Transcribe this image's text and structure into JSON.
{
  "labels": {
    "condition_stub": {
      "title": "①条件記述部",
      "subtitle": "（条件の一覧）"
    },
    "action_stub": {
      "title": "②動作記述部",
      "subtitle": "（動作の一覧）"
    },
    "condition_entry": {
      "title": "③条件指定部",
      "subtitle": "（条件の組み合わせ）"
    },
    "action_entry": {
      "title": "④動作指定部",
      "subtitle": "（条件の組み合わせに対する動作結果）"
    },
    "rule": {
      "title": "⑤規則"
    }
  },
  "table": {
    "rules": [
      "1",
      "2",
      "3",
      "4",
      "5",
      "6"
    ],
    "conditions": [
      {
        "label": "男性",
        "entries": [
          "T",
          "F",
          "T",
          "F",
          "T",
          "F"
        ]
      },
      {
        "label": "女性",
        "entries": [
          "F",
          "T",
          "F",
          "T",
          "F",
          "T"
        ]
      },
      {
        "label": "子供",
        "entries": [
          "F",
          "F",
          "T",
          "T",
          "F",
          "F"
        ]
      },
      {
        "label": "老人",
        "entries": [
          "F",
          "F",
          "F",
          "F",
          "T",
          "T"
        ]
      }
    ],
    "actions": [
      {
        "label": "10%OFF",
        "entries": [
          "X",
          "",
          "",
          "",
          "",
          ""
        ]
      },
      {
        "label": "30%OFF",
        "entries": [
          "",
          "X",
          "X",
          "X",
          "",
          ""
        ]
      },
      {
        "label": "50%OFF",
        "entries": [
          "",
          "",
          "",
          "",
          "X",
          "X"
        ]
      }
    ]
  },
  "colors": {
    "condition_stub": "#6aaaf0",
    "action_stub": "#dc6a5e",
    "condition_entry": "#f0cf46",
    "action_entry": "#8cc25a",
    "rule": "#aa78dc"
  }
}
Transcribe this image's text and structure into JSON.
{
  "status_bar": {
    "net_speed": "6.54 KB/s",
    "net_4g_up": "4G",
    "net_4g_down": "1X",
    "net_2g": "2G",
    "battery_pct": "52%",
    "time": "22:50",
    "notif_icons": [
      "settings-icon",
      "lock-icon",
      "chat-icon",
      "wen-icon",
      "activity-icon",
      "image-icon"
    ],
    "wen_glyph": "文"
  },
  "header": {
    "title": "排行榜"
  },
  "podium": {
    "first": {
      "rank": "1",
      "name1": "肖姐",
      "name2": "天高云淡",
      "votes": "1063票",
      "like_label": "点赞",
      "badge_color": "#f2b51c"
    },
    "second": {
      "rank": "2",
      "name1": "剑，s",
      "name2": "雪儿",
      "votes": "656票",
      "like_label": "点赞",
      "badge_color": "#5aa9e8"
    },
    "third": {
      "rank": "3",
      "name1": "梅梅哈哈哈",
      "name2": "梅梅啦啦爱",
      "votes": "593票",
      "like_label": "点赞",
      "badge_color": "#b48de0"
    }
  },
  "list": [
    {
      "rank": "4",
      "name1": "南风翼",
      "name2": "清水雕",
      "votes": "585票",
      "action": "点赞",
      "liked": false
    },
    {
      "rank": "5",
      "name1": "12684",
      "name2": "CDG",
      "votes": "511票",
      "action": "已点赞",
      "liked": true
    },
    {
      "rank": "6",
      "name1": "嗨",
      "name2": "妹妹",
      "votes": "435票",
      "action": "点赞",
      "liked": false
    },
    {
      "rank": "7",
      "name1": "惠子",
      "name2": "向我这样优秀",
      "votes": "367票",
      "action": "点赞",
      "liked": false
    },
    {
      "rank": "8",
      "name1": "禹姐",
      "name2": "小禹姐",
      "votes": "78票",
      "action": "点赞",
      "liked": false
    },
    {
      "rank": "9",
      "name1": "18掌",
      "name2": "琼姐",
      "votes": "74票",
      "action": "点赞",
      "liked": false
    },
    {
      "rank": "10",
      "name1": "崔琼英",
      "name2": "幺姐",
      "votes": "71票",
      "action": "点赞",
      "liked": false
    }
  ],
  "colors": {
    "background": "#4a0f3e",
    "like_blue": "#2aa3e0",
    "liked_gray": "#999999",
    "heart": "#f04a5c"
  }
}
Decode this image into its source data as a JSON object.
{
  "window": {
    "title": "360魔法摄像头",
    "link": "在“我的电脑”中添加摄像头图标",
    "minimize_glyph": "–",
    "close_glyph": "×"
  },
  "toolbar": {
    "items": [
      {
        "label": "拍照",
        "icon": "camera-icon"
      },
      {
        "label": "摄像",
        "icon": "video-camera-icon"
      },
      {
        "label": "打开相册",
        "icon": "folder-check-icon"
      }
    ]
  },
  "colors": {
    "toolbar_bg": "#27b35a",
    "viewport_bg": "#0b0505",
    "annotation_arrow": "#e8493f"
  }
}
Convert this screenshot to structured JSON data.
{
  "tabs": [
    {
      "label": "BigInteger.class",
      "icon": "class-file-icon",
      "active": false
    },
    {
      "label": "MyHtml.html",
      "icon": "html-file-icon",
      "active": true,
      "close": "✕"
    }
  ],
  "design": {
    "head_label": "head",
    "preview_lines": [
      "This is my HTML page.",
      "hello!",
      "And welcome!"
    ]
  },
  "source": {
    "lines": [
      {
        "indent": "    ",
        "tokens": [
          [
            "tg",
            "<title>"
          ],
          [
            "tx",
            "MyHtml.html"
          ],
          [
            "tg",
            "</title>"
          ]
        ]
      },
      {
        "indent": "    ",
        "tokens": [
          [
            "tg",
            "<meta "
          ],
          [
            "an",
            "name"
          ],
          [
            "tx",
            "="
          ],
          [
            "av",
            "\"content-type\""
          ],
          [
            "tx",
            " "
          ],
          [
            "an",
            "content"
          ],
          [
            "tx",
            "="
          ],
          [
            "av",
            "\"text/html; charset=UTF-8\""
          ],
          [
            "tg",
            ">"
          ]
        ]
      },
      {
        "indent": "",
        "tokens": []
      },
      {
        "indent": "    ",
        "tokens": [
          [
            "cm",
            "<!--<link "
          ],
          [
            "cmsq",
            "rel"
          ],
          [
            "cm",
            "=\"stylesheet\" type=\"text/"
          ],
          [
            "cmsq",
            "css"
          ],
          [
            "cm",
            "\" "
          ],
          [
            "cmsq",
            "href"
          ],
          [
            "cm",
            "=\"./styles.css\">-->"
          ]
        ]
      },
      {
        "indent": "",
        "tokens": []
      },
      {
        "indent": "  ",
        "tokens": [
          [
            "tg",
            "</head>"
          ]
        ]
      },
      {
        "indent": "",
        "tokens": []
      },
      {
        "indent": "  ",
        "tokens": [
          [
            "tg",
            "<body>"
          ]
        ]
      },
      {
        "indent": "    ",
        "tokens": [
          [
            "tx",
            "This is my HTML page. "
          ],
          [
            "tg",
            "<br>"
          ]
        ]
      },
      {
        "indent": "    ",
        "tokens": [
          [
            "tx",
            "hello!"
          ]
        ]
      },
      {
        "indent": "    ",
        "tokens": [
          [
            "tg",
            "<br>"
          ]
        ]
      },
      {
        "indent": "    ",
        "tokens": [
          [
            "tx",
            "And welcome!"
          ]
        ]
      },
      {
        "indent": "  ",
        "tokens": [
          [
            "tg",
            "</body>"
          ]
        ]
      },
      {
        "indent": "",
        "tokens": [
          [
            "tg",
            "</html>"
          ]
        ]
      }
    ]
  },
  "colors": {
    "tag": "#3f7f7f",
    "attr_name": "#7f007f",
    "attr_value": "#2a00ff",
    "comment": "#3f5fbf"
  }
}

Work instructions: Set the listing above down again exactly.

Response:
Transcribe this image's text and structure into JSON.
{
  "labels": {
    "condition_stub": {
      "title": "①条件記述部",
      "subtitle": "（条件の一覧）"
    },
    "action_stub": {
      "title": "②動作記述部",
      "subtitle": "（動作の一覧）"
    },
    "condition_entry": {
      "title": "③条件指定部",
      "subtitle": "（条件の組み合わせ）"
    },
    "action_entry": {
      "title": "④動作指定部",
      "subtitle": "（条件の組み合わせに対する動作結果）"
    },
    "rule": {
      "title": "⑤規則"
    }
  },
  "table": {
    "rules": [
      "1",
      "2",
      "3",
      "4",
      "5",
      "6"
    ],
    "conditions": [
      {
        "label": "男性",
        "entries": [
          "T",
          "F",
          "T",
          "F",
          "T",
          "F"
        ]
      },
      {
        "label": "女性",
        "entries": [
          "F",
          "T",
          "F",
          "T",
          "F",
          "T"
        ]
      },
      {
        "label": "子供",
        "entries": [
          "F",
          "F",
          "T",
          "T",
          "F",
          "F"
        ]
      },
      {
        "label": "老人",
        "entries": [
          "F",
          "F",
          "F",
          "F",
          "T",
          "T"
        ]
      }
    ],
    "actions": [
      {
        "label": "10%OFF",
        "entries": [
          "X",
          "",
          "",
          "",
          "",
          ""
        ]
      },
      {
        "label": "30%OFF",
        "entries": [
          "",
          "X",
          "X",
          "X",
          "",
          ""
        ]
      },
      {
        "label": "50%OFF",
        "entries": [
          "",
          "",
          "",
          "",
          "X",
          "X"
        ]
      }
    ]
  },
  "colors": {
    "condition_stub": "#6aaaf0",
    "action_stub": "#dc6a5e",
    "condition_entry": "#f0cf46",
    "action_entry": "#8cc25a",
    "rule": "#aa78dc"
  }
}
Transcribe this image's text and structure into JSON.
{
  "status_bar": {
    "net_speed": "6.54 KB/s",
    "net_4g_up": "4G",
    "net_4g_down": "1X",
    "net_2g": "2G",
    "battery_pct": "52%",
    "time": "22:50",
    "notif_icons": [
      "settings-icon",
      "lock-icon",
      "chat-icon",
      "wen-icon",
      "activity-icon",
      "image-icon"
    ],
    "wen_glyph": "文"
  },
  "header": {
    "title": "排行榜"
  },
  "podium": {
    "first": {
      "rank": "1",
      "name1": "肖姐",
      "name2": "天高云淡",
      "votes": "1063票",
      "like_label": "点赞",
      "badge_color": "#f2b51c"
    },
    "second": {
      "rank": "2",
      "name1": "剑，s",
      "name2": "雪儿",
      "votes": "656票",
      "like_label": "点赞",
      "badge_color": "#5aa9e8"
    },
    "third": {
      "rank": "3",
      "name1": "梅梅哈哈哈",
      "name2": "梅梅啦啦爱",
      "votes": "593票",
      "like_label": "点赞",
      "badge_color": "#b48de0"
    }
  },
  "list": [
    {
      "rank": "4",
      "name1": "南风翼",
      "name2": "清水雕",
      "votes": "585票",
      "action": "点赞",
      "liked": false
    },
    {
      "rank": "5",
      "name1": "12684",
      "name2": "CDG",
      "votes": "511票",
      "action": "已点赞",
      "liked": true
    },
    {
      "rank": "6",
      "name1": "嗨",
      "name2": "妹妹",
      "votes": "435票",
      "action": "点赞",
      "liked": false
    },
    {
      "rank": "7",
      "name1": "惠子",
      "name2": "向我这样优秀",
      "votes": "367票",
      "action": "点赞",
      "liked": false
    },
    {
      "rank": "8",
      "name1": "禹姐",
      "name2": "小禹姐",
      "votes": "78票",
      "action": "点赞",
      "liked": false
    },
    {
      "rank": "9",
      "name1": "18掌",
      "name2": "琼姐",
      "votes": "74票",
      "action": "点赞",
      "liked": false
    },
    {
      "rank": "10",
      "name1": "崔琼英",
      "name2": "幺姐",
      "votes": "71票",
      "action": "点赞",
      "liked": false
    }
  ],
  "colors": {
    "background": "#4a0f3e",
    "like_blue": "#2aa3e0",
    "liked_gray": "#999999",
    "heart": "#f04a5c"
  }
}
Decode this image into its source data as a JSON object.
{
  "window": {
    "title": "360魔法摄像头",
    "link": "在“我的电脑”中添加摄像头图标",
    "minimize_glyph": "–",
    "close_glyph": "×"
  },
  "toolbar": {
    "items": [
      {
        "label": "拍照",
        "icon": "camera-icon"
      },
      {
        "label": "摄像",
        "icon": "video-camera-icon"
      },
      {
        "label": "打开相册",
        "icon": "folder-check-icon"
      }
    ]
  },
  "colors": {
    "toolbar_bg": "#27b35a",
    "viewport_bg": "#0b0505",
    "annotation_arrow": "#e8493f"
  }
}
Convert this screenshot to structured JSON data.
{
  "tabs": [
    {
      "label": "BigInteger.class",
      "icon": "class-file-icon",
      "active": false
    },
    {
      "label": "MyHtml.html",
      "icon": "html-file-icon",
      "active": true,
      "close": "✕"
    }
  ],
  "design": {
    "head_label": "head",
    "preview_lines": [
      "This is my HTML page.",
      "hello!",
      "And welcome!"
    ]
  },
  "source": {
    "lines": [
      {
        "indent": "    ",
        "tokens": [
          [
            "tg",
            "<title>"
          ],
          [
            "tx",
            "MyHtml.html"
          ],
          [
            "tg",
            "</title>"
          ]
        ]
      },
      {
        "indent": "    ",
        "tokens": [
          [
            "tg",
            "<meta "
          ],
          [
            "an",
            "name"
          ],
          [
            "tx",
            "="
          ],
          [
            "av",
            "\"content-type\""
          ],
          [
            "tx",
            " "
          ],
          [
            "an",
            "content"
          ],
          [
            "tx",
            "="
          ],
          [
            "av",
            "\"text/html; charset=UTF-8\""
          ],
          [
            "tg",
            ">"
          ]
        ]
      },
      {
        "indent": "",
        "tokens": []
      },
      {
        "indent": "    ",
        "tokens": [
          [
            "cm",
            "<!--<link "
          ],
          [
            "cmsq",
            "rel"
          ],
          [
            "cm",
            "=\"stylesheet\" type=\"text/"
          ],
          [
            "cmsq",
            "css"
          ],
          [
            "cm",
            "\" "
          ],
          [
            "cmsq",
            "href"
          ],
          [
            "cm",
            "=\"./styles.css\">-->"
          ]
        ]
      },
      {
        "indent": "",
        "tokens": []
      },
      {
        "indent": "  ",
        "tokens": [
          [
            "tg",
            "</head>"
          ]
        ]
      },
      {
        "indent": "",
        "tokens": []
      },
      {
        "indent": "  ",
        "tokens": [
          [
            "tg",
            "<body>"
          ]
        ]
      },
      {
        "indent": "    ",
        "tokens": [
          [
            "tx",
            "This is my HTML page. "
          ],
          [
            "tg",
            "<br>"
          ]
        ]
      },
      {
        "indent": "    ",
        "tokens": [
          [
            "tx",
            "hello!"
          ]
        ]
      },
      {
        "indent": "    ",
        "tokens": [
          [
            "tg",
            "<br>"
          ]
        ]
      },
      {
        "indent": "    ",
        "tokens": [
          [
            "tx",
            "And welcome!"
          ]
        ]
      },
      {
        "indent": "  ",
        "tokens": [
          [
            "tg",
            "</body>"
          ]
        ]
      },
      {
        "indent": "",
        "tokens": [
          [
            "tg",
            "</html>"
          ]
        ]
      }
    ]
  },
  "colors": {
    "tag": "#3f7f7f",
    "attr_name": "#7f007f",
    "attr_value": "#2a00ff",
    "comment": "#3f5fbf"
  }
}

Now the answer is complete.